VIX and Call Option Prices?

Discussion in 'Options' started by dancalio, Nov 5, 2010.

  1. dancalio


    Please help me understand this.

    Theoretically, VIX is supposed to reflect high volatility in both directions. But it seems that VIX only goes up mostly when there is fear of market drops, not when there is anticipation of large market rises.

    What gives?

  2. dmo


    Ya gotcha theory, and then, ya gotcha fact. Congratulations on having noticed they're not the same.

    In fact, whenever the market goes up, the VIX drops. When the market goes down, the VIX goes up. You can look at a one-minute chart, a daily chart, a weekly chart or a monthly chart and you will find that the negative correlation is almost perfect. Below is an example of a one-minute chart comparing the S&P 500 and the VIX.

    Why is that? Because the VIX really charts complacency (low VIX) vs nervousness (higher VIX), not volatility. Puts, after all, are essentially insurance policies against a crash, so the VIX represents the price of crash insurance. Every time the market ticks down, nervousness goes up a little, and so does the VIX. Every time the market ticks up, nervousness goes down a little, and so does the VIX.

    Why do I only mention puts and not calls? Because the stock market is different from other markets in that the vast majority of participants are long. The overall need for downside insurance is far greater than the need for upside insurance.

    In commodities (crude for example), the market is two-sided - you have your shorts (consumers) and your longs (producers), so the need to hedge against crude going up is overall about equal to the need to hedge against crude going down.

    Not so in stocks, where the overall concern about the market going down is far greater than the concern by those who would be hurt by the market going up.

  3. welcome to the limits of B+S model.
  4. MTE


    What does B-S model have to do with this?
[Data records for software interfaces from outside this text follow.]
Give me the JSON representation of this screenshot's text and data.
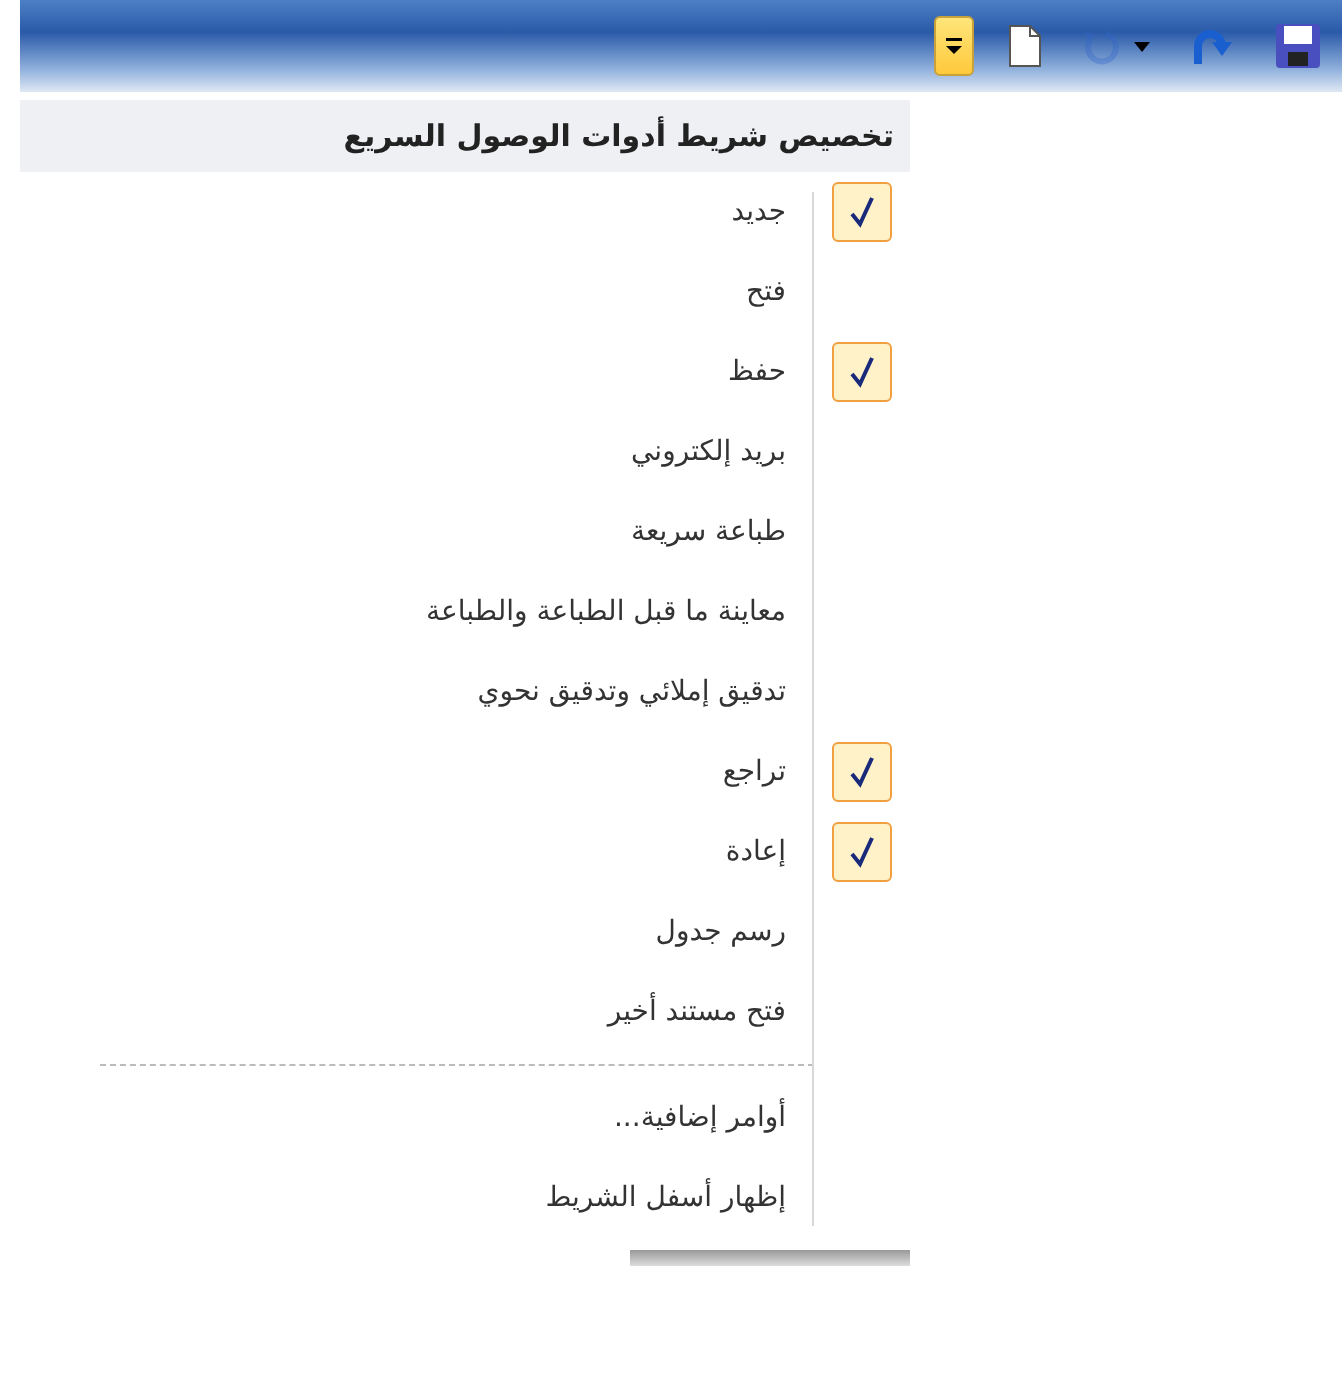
{
  "toolbar": {
    "buttons": [
      {
        "kind": "customize",
        "expanded": true,
        "disabled": false
      },
      {
        "kind": "new",
        "disabled": false
      },
      {
        "kind": "undo",
        "disabled": true
      },
      {
        "kind": "redo",
        "disabled": false
      },
      {
        "kind": "save",
        "disabled": false
      }
    ]
  },
  "menu": {
    "title": "تخصيص شريط أدوات الوصول السريع",
    "items": [
      {
        "label": "جديد",
        "checked": true
      },
      {
        "label": "فتح",
        "checked": false
      },
      {
        "label": "حفظ",
        "checked": true
      },
      {
        "label": "بريد إلكتروني",
        "checked": false
      },
      {
        "label": "طباعة سريعة",
        "checked": false
      },
      {
        "label": "معاينة ما قبل الطباعة والطباعة",
        "checked": false
      },
      {
        "label": "تدقيق إملائي وتدقيق نحوي",
        "checked": false
      },
      {
        "label": "تراجع",
        "checked": true
      },
      {
        "label": "إعادة",
        "checked": true
      },
      {
        "label": "رسم جدول",
        "checked": false
      },
      {
        "label": "فتح مستند أخير",
        "checked": false
      }
    ],
    "more_items": [
      {
        "label": "أوامر إضافية..."
      },
      {
        "label": "إظهار أسفل الشريط"
      }
    ]
  }
}
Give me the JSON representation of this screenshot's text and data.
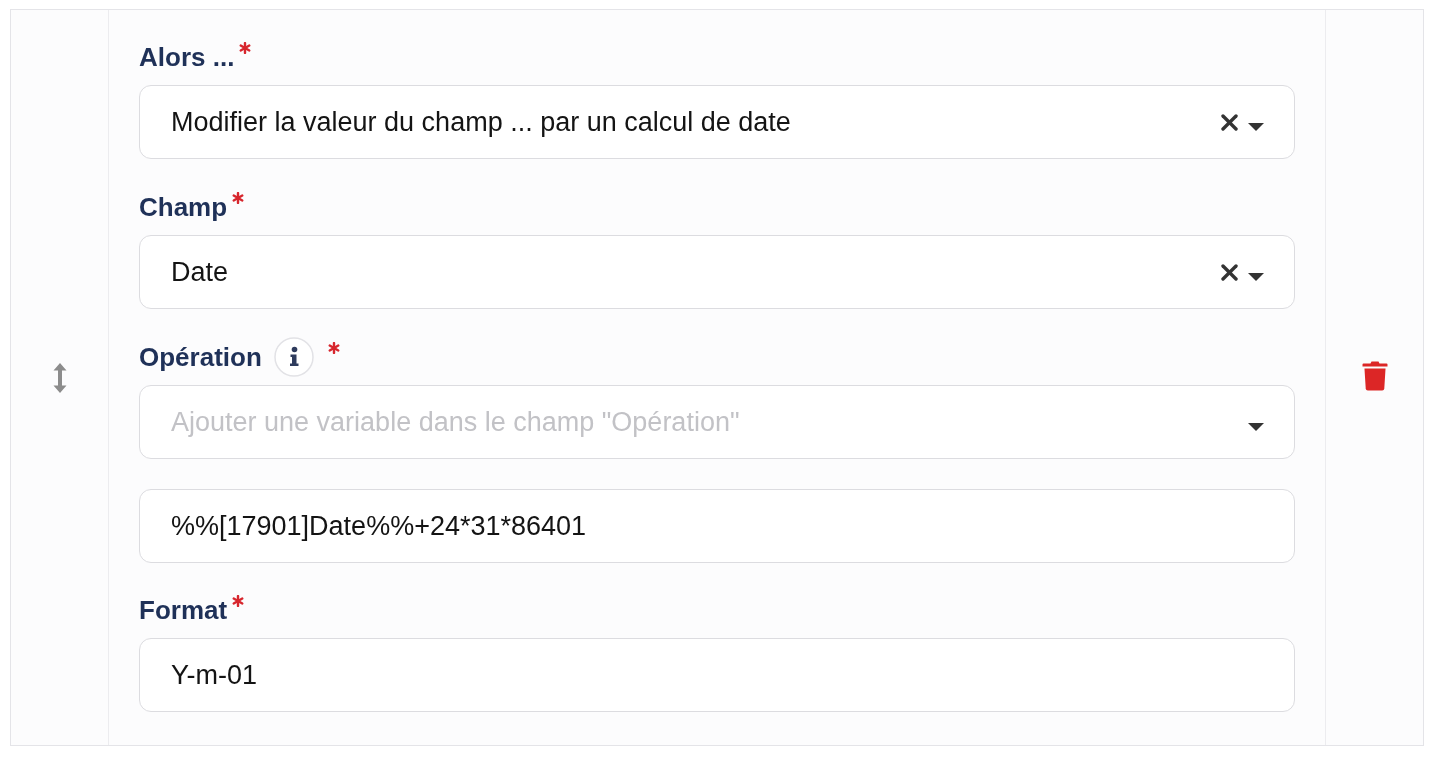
{
  "form": {
    "fields": [
      {
        "kind": "select",
        "label": "Alors ...",
        "required": true,
        "info": false,
        "value": "Modifier la valeur du champ ... par un calcul de date",
        "clearable": true
      },
      {
        "kind": "select",
        "label": "Champ",
        "required": true,
        "info": false,
        "value": "Date",
        "clearable": true
      },
      {
        "kind": "select",
        "label": "Opération",
        "required": true,
        "info": true,
        "placeholder": "Ajouter une variable dans le champ \"Opération\"",
        "clearable": false
      },
      {
        "kind": "text",
        "value": "%%[17901]Date%%+24*31*86401"
      },
      {
        "kind": "text",
        "label": "Format",
        "required": true,
        "info": false,
        "value": "Y-m-01"
      }
    ]
  }
}
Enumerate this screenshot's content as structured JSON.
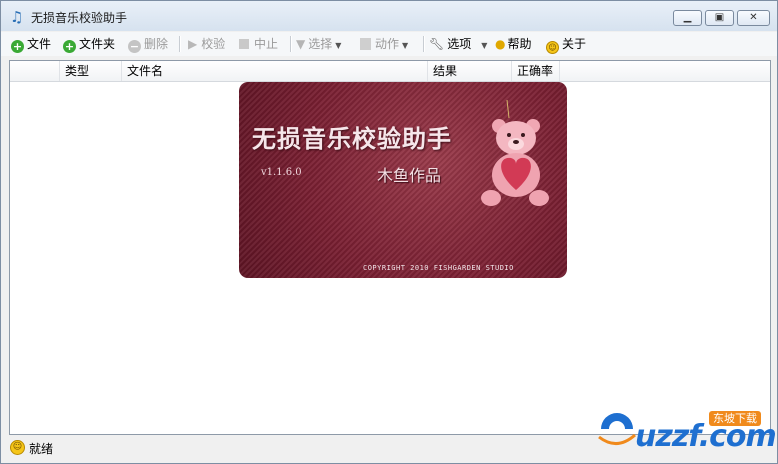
{
  "window": {
    "title": "无损音乐校验助手"
  },
  "toolbar": {
    "file": "文件",
    "folder": "文件夹",
    "delete": "删除",
    "verify": "校验",
    "stop": "中止",
    "select": "选择",
    "action": "动作",
    "options": "选项",
    "help": "帮助",
    "about": "关于"
  },
  "table": {
    "columns": [
      "类型",
      "文件名",
      "结果",
      "正确率"
    ]
  },
  "splash": {
    "title": "无损音乐校验助手",
    "version": "v1.1.6.0",
    "author": "木鱼作品",
    "copyright": "COPYRIGHT 2010 FISHGARDEN STUDIO"
  },
  "status": {
    "text": "就绪"
  },
  "watermark": {
    "text": "uzzf.com",
    "tag": "东坡下载"
  },
  "colors": {
    "accent": "#1e6fd0",
    "splash_bg": "#7a1f32",
    "add_icon": "#3aa935"
  }
}
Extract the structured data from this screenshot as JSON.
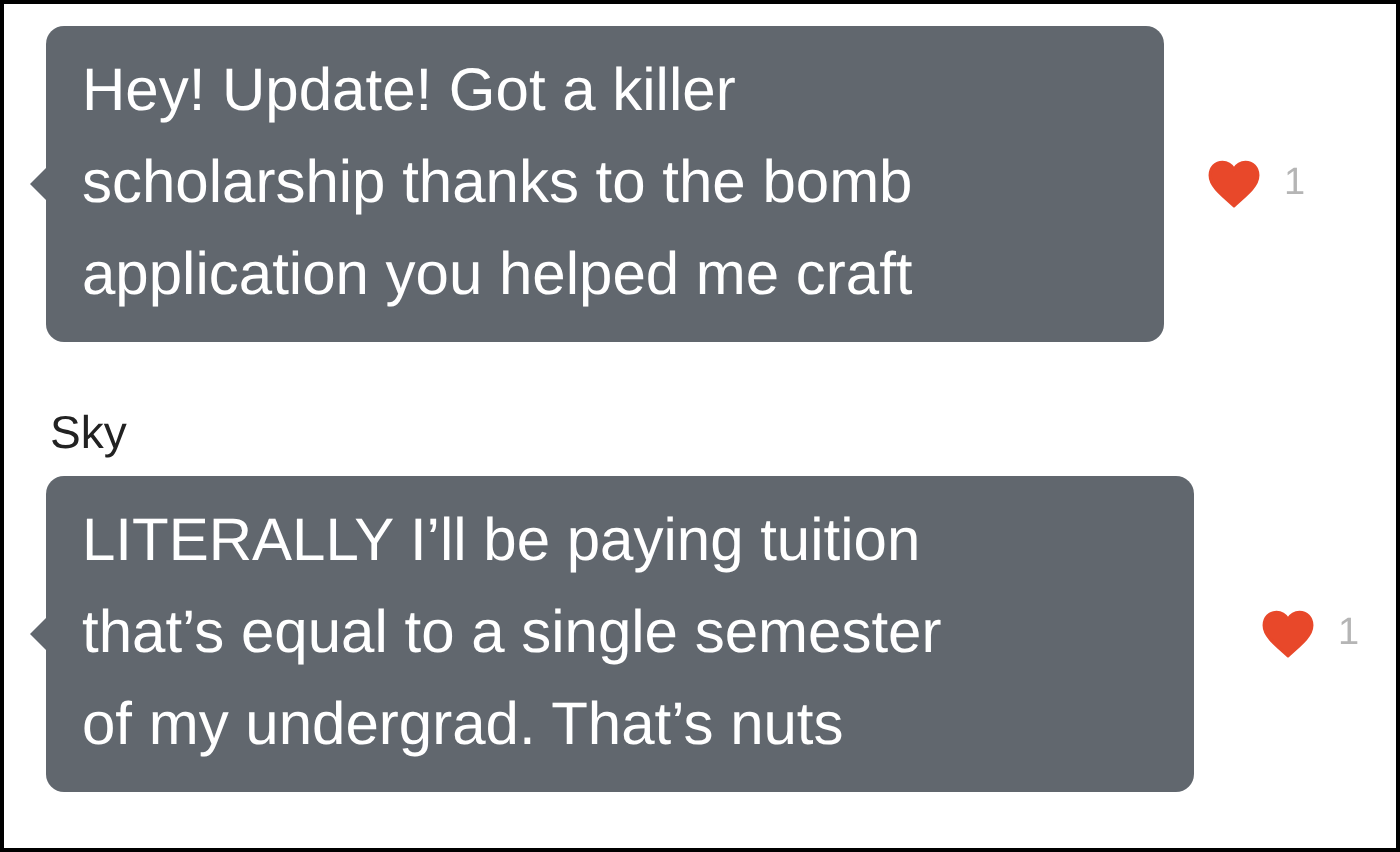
{
  "messages": [
    {
      "text": "Hey! Update! Got a killer\nscholarship thanks to the bomb\napplication you helped me craft",
      "reaction": {
        "liked": true,
        "count": "1"
      }
    },
    {
      "sender": "Sky",
      "text": "LITERALLY I’ll be paying tuition\nthat’s equal to a single semester\nof my undergrad. That’s nuts",
      "reaction": {
        "liked": true,
        "count": "1"
      }
    }
  ]
}
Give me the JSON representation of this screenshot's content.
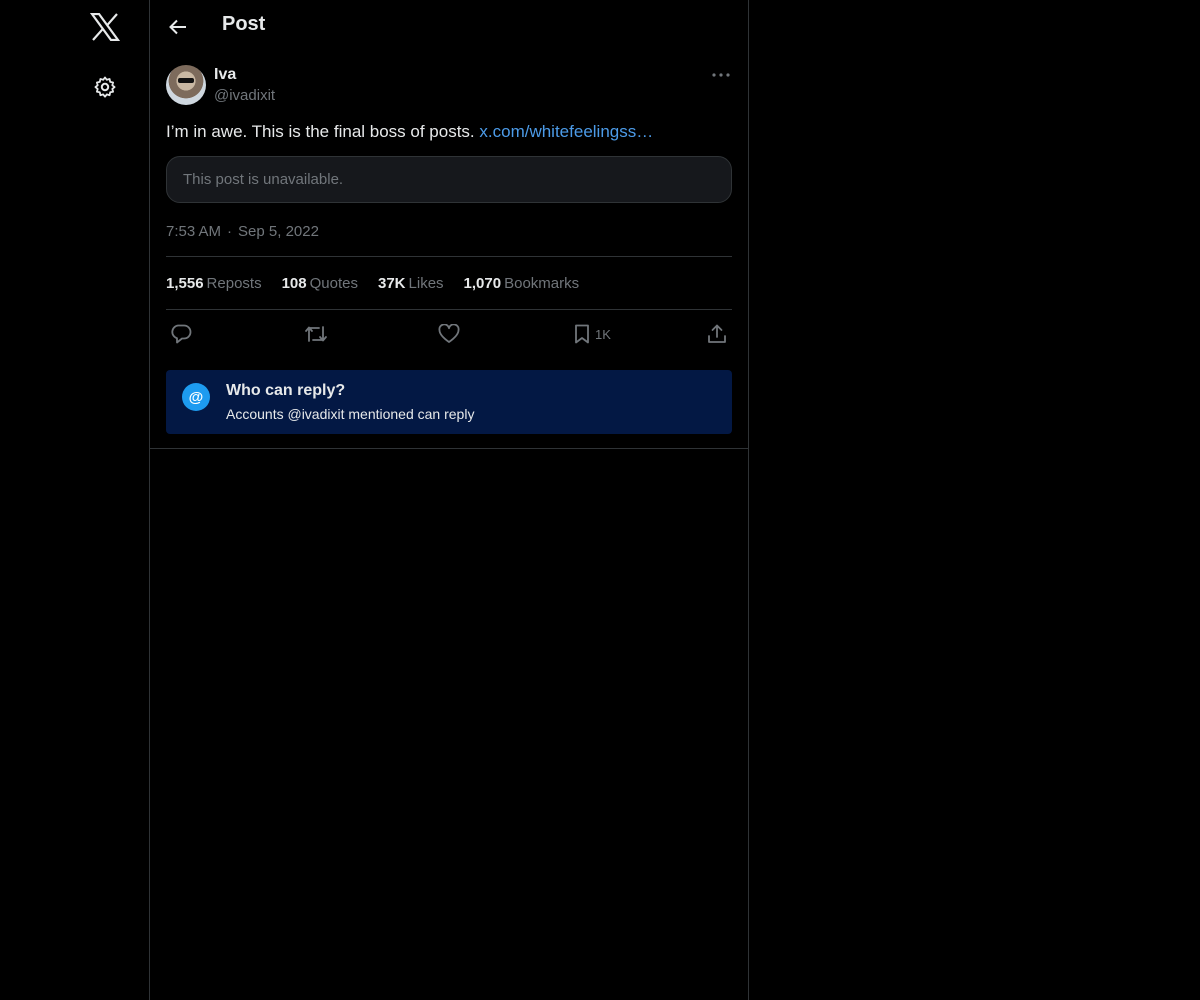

VIX calculation is not based on it.
  5. Too much call buying drives up both calls and puts IV.
    Same for puts.
    There can't be different IV for calls and puts because it would be removed by a simple, risk-free conversion arbitrage.

    High IV and thus high VIX only means option buyers are paying more and nothing else.
    If this high IV can actually predict sudden movements is a debatable topic.
  6. dmo


    When I wrote "puts" in my previous post, I meant "out-of-the-money puts." By "calls" I meant "out of the money calls." As you say, puts and calls at the same strike trade at the same IV.
  7. sle


    Most of the daily movement in VIX is movement of spot across strikes and only a small fraction is actual change in vols (reset of implied higher or lower). You can easily prove it to you yourself by looking at changes in fixed strike volatility (e.g. look at IV for Dec 1225 strike) vs changes in VIX. For more insight into this, go and look at how VIX is calculated and how it reflects different implied vol of various strikes.

    A super-simple calc of what "skew-adjusted" VIX would be is VIX - (SPX(current) / SPX(ref) - 1) * Skew10% * 100
  8. dmo


    How then would you explain the almost-perfect negative correlation between SPX and VIX, as charted on the previous page?
  9. sle


    Dude, did you actually read what I wrote? Most of the "correlation" you are seeing is due to VIX being calculated off different ATM strike. Go make an index that is skew adjusted and you will see that for yourself. Or look at implied volatility at a single strike and see that it's far less volatile then VIX itself.

    VIX is a calculated index where you take quadratic-weighted options across all strikes starting from ATM. Each options contribution to the vix price is equal to PriceOfOption * 2/TimeToExpiry * StrikeStep / Strike^2.
    Now, there is an inherent fixed strike negative skew in the market, lower strikes have higher implied volatility. The calculation of VIX blends these implieds in such way that as S&P moves, you will see more contribution of options at higher strikes when S&P moves up (lowering the VIX number) and options at lower strikes when S&P moves down (increasing VIX number).

    Does that make sense?
  10. ....6 rum-n-cherry dr peppers and i still dont get i buy or sell?:confused:
    #10     Nov 5, 2010